── SUPPLIED MATERIAL
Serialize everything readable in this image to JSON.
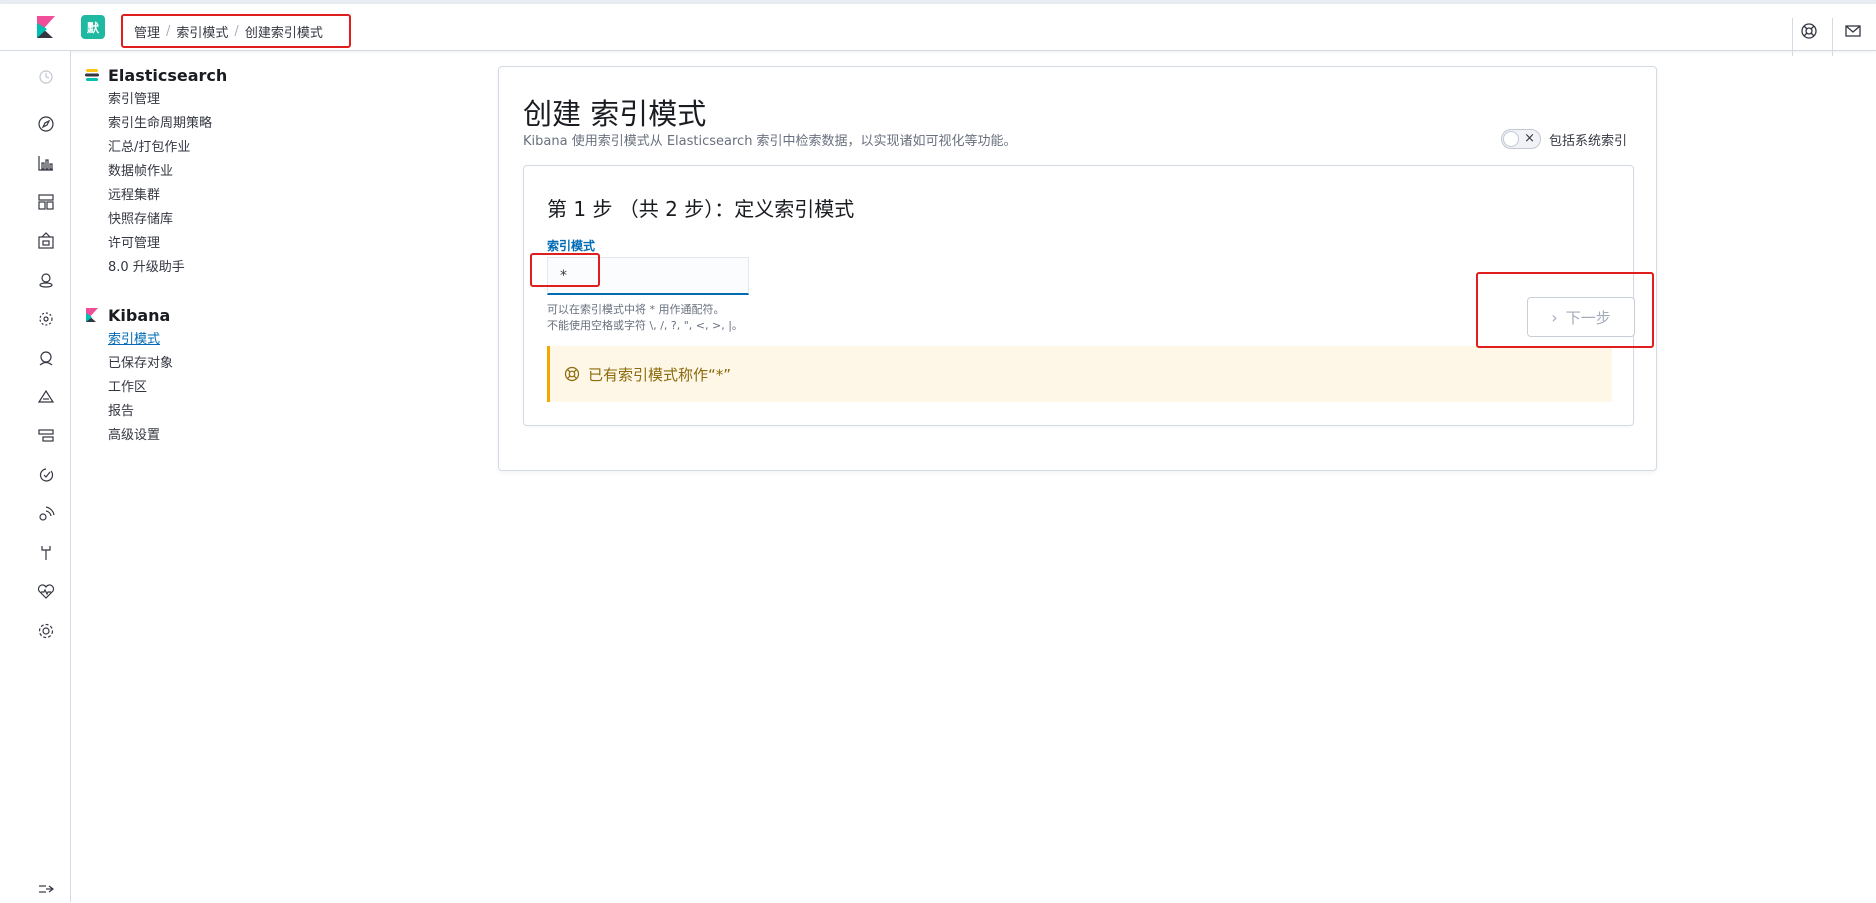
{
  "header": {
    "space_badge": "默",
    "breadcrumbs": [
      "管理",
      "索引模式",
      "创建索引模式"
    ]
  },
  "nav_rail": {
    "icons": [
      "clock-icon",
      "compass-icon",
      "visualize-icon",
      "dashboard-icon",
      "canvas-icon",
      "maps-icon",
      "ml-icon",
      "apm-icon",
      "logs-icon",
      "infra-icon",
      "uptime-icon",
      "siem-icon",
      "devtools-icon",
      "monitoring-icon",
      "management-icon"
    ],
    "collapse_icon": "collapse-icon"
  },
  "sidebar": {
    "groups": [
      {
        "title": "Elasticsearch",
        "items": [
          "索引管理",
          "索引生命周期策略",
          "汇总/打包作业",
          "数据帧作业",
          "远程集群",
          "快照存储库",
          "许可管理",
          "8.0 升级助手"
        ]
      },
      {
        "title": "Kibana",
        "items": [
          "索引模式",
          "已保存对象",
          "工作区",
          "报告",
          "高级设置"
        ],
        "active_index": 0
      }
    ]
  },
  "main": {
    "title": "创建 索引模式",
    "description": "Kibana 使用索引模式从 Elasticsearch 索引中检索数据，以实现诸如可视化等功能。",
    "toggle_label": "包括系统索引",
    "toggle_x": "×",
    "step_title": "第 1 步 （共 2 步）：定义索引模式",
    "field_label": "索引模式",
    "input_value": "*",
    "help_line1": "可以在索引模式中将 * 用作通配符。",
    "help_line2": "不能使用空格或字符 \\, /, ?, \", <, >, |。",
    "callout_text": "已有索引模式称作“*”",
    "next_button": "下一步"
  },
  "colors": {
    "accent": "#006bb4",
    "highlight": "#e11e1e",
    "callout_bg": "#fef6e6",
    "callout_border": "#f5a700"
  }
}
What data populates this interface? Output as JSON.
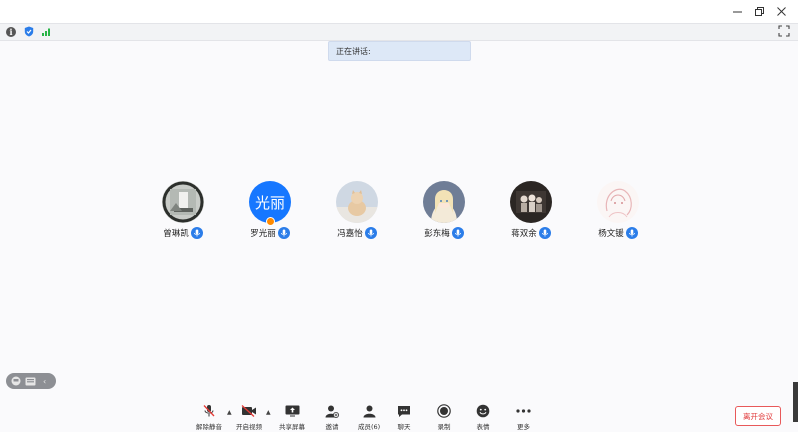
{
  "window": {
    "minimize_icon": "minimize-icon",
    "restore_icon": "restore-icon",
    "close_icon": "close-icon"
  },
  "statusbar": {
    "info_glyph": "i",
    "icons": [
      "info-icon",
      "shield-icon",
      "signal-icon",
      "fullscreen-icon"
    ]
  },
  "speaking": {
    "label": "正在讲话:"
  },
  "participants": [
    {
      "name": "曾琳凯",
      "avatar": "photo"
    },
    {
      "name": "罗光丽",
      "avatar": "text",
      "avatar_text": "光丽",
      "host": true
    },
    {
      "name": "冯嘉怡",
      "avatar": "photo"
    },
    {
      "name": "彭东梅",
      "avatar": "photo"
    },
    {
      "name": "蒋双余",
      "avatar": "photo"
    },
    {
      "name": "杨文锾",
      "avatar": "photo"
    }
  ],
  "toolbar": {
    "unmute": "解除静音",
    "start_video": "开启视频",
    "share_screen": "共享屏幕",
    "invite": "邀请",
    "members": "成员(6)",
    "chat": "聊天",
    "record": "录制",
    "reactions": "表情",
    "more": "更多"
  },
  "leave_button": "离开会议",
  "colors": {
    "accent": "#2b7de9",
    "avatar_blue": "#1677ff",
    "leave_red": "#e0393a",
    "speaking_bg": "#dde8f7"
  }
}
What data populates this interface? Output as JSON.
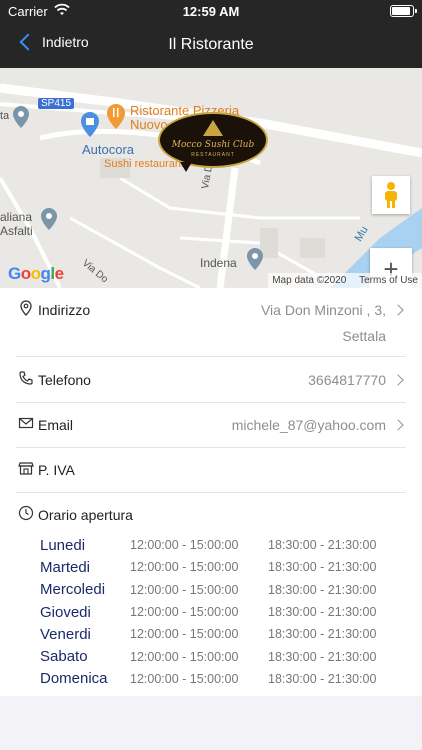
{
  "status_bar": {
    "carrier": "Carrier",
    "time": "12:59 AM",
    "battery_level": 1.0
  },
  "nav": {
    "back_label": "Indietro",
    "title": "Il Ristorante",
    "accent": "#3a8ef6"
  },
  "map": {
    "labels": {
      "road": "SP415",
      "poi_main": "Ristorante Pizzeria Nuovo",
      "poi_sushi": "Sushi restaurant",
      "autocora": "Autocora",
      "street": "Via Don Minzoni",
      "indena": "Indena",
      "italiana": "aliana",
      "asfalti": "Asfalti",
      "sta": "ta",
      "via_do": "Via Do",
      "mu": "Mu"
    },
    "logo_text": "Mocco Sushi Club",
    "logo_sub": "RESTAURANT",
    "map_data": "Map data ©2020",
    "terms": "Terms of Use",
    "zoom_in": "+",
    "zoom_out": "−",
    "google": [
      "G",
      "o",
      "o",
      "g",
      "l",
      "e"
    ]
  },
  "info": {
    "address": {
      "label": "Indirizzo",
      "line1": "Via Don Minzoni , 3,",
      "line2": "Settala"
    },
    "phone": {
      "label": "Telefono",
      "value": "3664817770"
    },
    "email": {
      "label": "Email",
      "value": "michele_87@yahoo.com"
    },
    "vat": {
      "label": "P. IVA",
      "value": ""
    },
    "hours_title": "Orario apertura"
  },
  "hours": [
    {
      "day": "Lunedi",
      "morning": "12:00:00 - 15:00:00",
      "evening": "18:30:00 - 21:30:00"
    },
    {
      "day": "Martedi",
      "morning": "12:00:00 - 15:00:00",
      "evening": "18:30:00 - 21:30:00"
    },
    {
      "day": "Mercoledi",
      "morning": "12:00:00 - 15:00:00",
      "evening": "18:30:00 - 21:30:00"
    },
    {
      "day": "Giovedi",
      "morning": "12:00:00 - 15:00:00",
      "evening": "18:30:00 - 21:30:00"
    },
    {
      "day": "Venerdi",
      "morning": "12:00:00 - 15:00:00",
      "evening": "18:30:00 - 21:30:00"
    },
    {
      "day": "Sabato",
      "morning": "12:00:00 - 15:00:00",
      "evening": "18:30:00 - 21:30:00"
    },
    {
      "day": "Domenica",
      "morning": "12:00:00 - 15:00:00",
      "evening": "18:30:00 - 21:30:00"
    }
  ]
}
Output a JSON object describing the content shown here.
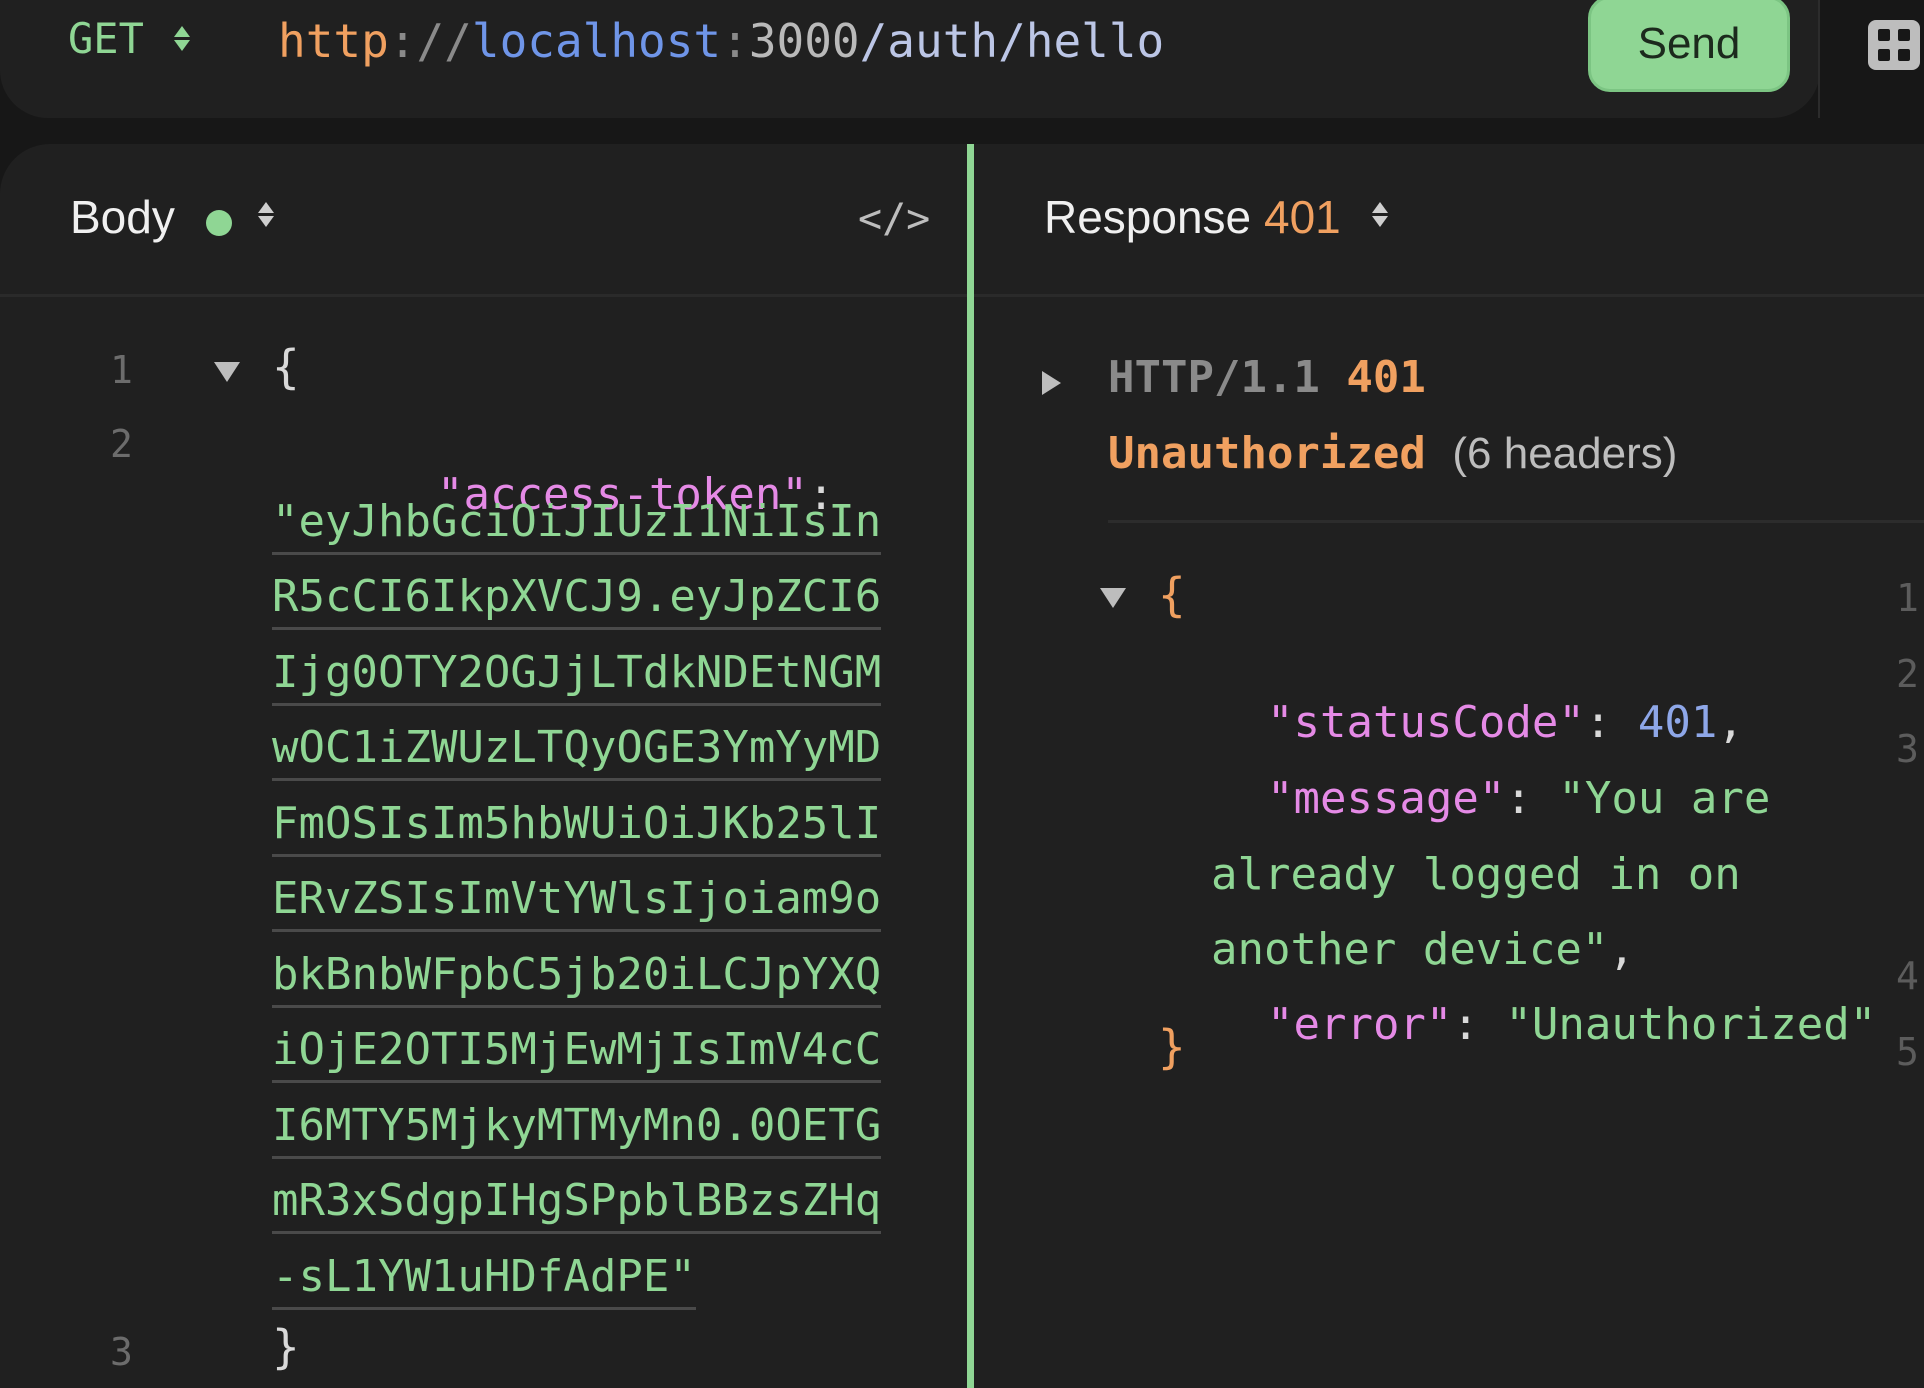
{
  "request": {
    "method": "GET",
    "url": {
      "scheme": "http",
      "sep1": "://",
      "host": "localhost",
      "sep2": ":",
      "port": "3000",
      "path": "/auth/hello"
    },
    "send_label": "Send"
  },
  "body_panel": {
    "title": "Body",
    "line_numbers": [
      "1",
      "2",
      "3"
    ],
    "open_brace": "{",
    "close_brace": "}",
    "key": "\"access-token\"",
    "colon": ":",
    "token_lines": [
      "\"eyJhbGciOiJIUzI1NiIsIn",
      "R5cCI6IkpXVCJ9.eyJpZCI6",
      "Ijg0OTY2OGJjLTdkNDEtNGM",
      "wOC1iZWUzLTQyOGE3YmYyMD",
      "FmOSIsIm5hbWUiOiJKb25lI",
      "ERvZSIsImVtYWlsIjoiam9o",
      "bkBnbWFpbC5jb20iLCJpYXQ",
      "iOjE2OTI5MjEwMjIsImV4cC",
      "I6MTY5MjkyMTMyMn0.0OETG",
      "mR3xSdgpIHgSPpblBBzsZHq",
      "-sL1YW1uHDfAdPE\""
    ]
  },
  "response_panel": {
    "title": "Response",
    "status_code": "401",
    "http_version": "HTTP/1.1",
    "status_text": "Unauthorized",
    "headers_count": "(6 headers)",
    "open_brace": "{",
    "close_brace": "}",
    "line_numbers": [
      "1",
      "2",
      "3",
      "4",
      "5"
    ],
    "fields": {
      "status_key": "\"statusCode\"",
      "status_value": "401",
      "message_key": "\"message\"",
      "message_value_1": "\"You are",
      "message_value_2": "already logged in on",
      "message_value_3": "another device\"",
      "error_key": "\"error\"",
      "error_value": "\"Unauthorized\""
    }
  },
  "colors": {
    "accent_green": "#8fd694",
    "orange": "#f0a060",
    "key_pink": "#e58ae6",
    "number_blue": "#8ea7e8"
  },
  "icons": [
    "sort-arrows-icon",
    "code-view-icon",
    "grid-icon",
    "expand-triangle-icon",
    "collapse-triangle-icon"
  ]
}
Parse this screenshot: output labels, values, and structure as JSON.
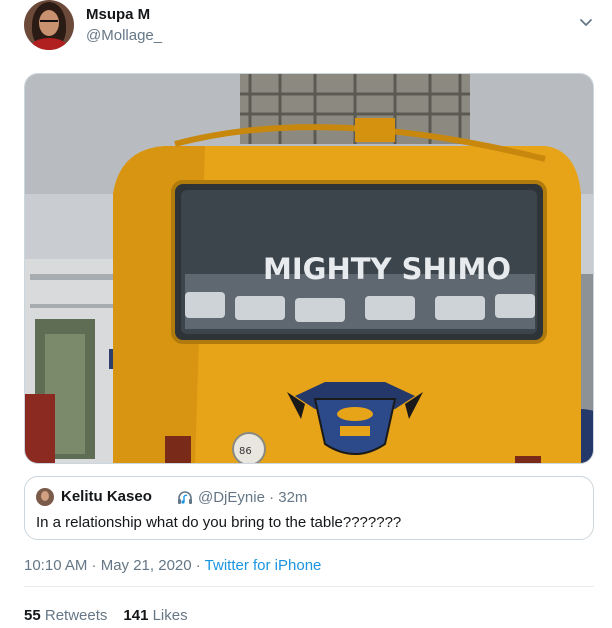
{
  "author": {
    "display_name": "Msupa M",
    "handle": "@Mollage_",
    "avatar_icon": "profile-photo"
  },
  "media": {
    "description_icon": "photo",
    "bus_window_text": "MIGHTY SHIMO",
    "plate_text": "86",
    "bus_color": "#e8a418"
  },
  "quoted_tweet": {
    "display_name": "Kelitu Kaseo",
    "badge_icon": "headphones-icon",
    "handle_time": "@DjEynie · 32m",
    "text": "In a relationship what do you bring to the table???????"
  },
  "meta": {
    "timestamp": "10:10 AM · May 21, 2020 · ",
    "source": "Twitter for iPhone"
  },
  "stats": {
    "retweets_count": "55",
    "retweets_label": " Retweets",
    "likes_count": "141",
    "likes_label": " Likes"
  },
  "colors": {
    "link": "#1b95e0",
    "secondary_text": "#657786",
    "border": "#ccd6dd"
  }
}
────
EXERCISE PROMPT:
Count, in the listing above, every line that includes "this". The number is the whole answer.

RESULT BELOW:
4